Monday, November 17, 2008

Interchange options

By GENE ZALESKI, T&D Staff ReportMonday, November 17, 2008

As the Jafza South Carolina project in Santee moves forward, officials say a key component of the infrastructure is development of the interchange at U.S. Highway 301 and Interstate 95.

Currently, the interchange south of Santee is considered a “Texas diamond,” though not like the more traditional diamond-shaped interchanges such as Exit 139 on Interstate 26.

Randy Young, S.C. Department of Transportation Midlands regional production engineer, said of the four interchange options looked at by the DOT over the past year, a traditional diamond interchange would be the most likely “modification” for I-95/301.

“We have not narrowed down an exact interchange,” Young said. “It will depend on our continuous traffic report and the traffic data we gather. “A diamond interchange is the one you start with as the simple design.”

Young said there is no time line as to when construction will begin.

“We are still analyzing the schedule,” Young said. “There are a lot of variables that we will review and nail down before we can estimate when construction will start.”

SCDOT had initially identified four design alternatives for the interchange with a cost of between $37.2 million and $56.8 million, depending on the design. A diamond-shaped interchange would fall on the lower cost estimate at approximately $40 million.

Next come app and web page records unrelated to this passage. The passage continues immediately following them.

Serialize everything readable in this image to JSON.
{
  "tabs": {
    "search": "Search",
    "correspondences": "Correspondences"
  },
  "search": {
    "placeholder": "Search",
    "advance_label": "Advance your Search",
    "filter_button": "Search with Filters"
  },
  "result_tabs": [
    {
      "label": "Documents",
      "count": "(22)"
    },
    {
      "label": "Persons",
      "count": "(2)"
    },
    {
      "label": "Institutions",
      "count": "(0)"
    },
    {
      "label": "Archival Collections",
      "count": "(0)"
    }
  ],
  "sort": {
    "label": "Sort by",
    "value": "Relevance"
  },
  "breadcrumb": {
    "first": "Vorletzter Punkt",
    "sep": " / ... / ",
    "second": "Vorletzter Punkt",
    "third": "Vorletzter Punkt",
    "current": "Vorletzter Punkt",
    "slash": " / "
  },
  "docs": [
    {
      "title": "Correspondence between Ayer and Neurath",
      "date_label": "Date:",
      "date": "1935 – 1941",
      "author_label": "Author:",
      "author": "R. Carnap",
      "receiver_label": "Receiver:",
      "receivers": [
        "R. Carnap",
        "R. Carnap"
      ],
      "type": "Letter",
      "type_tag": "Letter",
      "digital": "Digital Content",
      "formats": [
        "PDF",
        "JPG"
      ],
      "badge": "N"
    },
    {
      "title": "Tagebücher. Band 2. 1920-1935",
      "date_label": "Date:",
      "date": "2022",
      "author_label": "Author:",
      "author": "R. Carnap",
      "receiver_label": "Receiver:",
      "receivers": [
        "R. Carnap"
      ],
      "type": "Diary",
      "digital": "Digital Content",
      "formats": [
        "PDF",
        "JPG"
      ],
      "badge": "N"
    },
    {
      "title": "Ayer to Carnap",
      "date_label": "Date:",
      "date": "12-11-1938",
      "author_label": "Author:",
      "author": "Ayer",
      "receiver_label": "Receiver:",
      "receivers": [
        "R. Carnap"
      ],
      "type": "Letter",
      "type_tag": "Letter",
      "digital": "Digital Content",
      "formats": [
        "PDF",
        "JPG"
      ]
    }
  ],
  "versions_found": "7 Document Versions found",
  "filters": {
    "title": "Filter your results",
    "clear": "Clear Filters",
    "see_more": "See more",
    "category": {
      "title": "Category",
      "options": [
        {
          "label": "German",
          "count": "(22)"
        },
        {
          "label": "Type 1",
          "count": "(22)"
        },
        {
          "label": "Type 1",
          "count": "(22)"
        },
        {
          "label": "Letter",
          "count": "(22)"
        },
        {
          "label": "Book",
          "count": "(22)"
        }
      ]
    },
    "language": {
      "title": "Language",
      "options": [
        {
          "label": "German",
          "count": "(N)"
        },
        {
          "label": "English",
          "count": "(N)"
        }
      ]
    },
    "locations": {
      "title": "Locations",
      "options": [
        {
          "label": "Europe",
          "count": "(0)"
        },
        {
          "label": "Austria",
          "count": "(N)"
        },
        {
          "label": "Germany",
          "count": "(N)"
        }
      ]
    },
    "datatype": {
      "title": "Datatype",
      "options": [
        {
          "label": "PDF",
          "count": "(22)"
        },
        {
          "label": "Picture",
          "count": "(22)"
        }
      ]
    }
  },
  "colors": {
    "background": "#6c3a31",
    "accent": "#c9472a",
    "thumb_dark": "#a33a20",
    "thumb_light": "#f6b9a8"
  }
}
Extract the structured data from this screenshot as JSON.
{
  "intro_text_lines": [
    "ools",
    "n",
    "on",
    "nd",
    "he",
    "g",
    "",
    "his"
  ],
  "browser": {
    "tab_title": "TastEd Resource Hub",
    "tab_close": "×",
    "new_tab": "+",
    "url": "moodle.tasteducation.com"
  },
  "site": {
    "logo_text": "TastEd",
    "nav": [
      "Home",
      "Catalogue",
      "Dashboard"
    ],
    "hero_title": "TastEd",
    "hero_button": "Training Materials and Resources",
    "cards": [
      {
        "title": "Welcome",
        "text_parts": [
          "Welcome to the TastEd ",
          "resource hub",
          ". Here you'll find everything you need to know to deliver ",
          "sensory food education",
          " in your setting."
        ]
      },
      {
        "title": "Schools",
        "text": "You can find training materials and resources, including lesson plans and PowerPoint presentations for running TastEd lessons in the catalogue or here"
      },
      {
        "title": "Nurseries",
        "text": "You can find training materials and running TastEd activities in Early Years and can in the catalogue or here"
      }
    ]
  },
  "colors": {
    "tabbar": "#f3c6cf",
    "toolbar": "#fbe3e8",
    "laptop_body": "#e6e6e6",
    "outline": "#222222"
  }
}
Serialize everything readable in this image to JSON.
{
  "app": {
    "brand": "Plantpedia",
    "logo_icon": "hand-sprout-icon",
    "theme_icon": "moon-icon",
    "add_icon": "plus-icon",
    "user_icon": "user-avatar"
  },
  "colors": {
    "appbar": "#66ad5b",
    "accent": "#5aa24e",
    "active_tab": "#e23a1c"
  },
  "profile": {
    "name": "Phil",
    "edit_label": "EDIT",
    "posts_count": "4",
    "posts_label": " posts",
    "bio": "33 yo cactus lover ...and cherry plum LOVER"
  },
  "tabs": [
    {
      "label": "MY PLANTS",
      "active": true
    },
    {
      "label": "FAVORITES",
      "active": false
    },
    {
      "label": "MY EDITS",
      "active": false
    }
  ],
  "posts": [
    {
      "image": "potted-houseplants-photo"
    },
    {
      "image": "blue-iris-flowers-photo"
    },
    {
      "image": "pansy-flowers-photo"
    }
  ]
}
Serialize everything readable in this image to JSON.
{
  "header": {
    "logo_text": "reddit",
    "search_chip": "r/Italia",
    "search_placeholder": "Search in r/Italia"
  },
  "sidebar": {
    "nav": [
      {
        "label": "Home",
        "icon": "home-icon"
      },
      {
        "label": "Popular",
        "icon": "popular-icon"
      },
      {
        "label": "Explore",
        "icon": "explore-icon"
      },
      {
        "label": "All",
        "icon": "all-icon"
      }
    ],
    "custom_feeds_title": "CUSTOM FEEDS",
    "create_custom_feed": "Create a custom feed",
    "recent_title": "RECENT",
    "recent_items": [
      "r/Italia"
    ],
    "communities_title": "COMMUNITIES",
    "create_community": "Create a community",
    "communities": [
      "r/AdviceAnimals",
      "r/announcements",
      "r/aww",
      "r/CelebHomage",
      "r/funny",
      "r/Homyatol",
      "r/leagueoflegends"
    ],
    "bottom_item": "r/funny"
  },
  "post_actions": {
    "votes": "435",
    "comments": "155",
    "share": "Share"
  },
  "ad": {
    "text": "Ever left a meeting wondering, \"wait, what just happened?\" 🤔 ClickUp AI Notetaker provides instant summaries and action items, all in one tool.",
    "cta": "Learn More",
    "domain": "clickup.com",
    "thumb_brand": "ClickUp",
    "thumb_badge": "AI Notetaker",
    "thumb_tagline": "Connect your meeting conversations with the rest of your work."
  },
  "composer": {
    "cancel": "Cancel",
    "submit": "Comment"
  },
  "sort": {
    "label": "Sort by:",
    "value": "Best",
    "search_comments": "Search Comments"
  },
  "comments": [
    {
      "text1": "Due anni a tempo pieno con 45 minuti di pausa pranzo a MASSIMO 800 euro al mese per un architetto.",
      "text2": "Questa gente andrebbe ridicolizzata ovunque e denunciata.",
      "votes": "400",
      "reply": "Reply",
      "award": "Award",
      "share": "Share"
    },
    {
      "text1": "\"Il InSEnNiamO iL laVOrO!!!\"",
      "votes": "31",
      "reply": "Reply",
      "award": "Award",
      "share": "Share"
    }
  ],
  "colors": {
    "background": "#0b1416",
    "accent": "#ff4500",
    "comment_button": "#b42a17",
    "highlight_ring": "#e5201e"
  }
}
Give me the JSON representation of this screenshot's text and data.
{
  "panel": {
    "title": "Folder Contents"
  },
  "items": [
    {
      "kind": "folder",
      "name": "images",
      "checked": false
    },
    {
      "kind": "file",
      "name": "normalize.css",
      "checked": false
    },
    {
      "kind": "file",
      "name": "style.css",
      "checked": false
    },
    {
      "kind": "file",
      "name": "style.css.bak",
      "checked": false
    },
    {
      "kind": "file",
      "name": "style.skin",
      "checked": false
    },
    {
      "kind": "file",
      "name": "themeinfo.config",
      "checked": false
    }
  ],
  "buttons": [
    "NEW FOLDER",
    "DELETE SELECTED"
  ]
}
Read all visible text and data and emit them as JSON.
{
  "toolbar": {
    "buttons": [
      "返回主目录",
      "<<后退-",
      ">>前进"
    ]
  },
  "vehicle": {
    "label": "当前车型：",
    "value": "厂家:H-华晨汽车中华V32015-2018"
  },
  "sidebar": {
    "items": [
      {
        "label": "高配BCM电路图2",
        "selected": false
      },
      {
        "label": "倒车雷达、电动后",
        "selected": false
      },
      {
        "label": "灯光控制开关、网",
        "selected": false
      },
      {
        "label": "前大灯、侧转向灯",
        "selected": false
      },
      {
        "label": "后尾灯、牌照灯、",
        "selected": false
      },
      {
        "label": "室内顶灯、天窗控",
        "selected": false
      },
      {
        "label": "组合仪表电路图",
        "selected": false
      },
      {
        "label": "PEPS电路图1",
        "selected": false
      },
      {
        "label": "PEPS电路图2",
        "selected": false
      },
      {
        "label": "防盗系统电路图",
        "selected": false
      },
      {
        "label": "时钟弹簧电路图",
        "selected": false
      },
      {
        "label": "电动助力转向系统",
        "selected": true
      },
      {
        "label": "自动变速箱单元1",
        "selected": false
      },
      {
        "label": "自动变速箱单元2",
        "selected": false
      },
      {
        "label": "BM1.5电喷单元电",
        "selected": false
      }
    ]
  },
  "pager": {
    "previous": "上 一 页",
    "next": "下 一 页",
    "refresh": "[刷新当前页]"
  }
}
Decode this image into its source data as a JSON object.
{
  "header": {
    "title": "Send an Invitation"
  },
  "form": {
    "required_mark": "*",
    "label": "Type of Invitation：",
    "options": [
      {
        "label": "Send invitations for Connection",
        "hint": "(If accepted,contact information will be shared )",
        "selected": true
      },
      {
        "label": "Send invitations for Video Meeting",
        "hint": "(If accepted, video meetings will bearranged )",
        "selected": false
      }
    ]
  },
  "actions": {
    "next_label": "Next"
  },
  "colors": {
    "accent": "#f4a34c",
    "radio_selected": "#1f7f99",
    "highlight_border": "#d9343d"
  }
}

Currently, about $9 million – $3.92 million in federal monies, $3 million from SCDOT and the Lower Savannah Council of Governments, as well as $2 million from the Orangeburg County capital project penny sales tax – have been allocated. U.S. Sen. Lindsey Graham says there is more money coming in from the federal government.

About $1 million more is pending in the Senate for 2009. There is nothing yet pending in the House, said Andrew King, Graham’s liaison to the Jafza project.

“Infrastructure needs to be developed. ... That includes roads, water, sewer and the interchange,” Graham said Wednesday during the Orangeburg County Economic Development Summit, noting that rail will also be a key component. “We can’t rely on trucks. Congressman (James) Clyburn is one of the most powerful men in the House in the history of the state. I am trying to do my share in the Senate.”

Graham said funding beyond the $1 million already earmarked in 2009 depends on needs.

“Whatever money we spend here is going to pay off by a factor of many,” he said. “This is the best investment you can make in this part of South Carolina. It will be up to the private sector to develop the property, but we can help with the road, water, sewer and the interchange to make it a place where the company can do business and be successful.”

“Consider us a partner, but a partner that will not get in your way,” Graham told those gathered during the summit’s morning session. “You give us the game plan, tell us where we need to play and we will fulfill our assignment.”

Alternatives under review include a diamond interchange, a partial cloverleaf and two additional partial cloverleaf designs that include fly-overs in two different configurations.

Transportation officials have estimated that $2 million will be needed in the first year for preliminary design work.

Depending on the start date of the actual work and the design chosen, the estimated amount of money needed for following years is roughly $4 million, $13 million, $13 million and $6 million, respectively.

The price of each of the four alternatives includes a short extension of U.S. Highway 301 near Santee.

County economic development officials have cited the need for a reconstructed intersection, not only for the Jafza project, but also because Santee has just opened a new convention center.

Orangeburg County Administrator Bill Clark said options for the interchange are DOT’s decision. All are still under review.

“They will come forward with a series of public hearings and bring that down to the community and show it to everybody and answer questions,” Clark said. “In the interim, we will construct a secondary access road in the property and access the property from the south. We have two options under review for that as well.”

The access road will allow construction crews to move through the area.

No cost estimate or specifics on the options have been determined.

n T&D Staff Writer Gene Zaleski can be reached by e-mail at gzaleski or by phone at 803-533-5551. Discuss this and other stories online at The

No comments: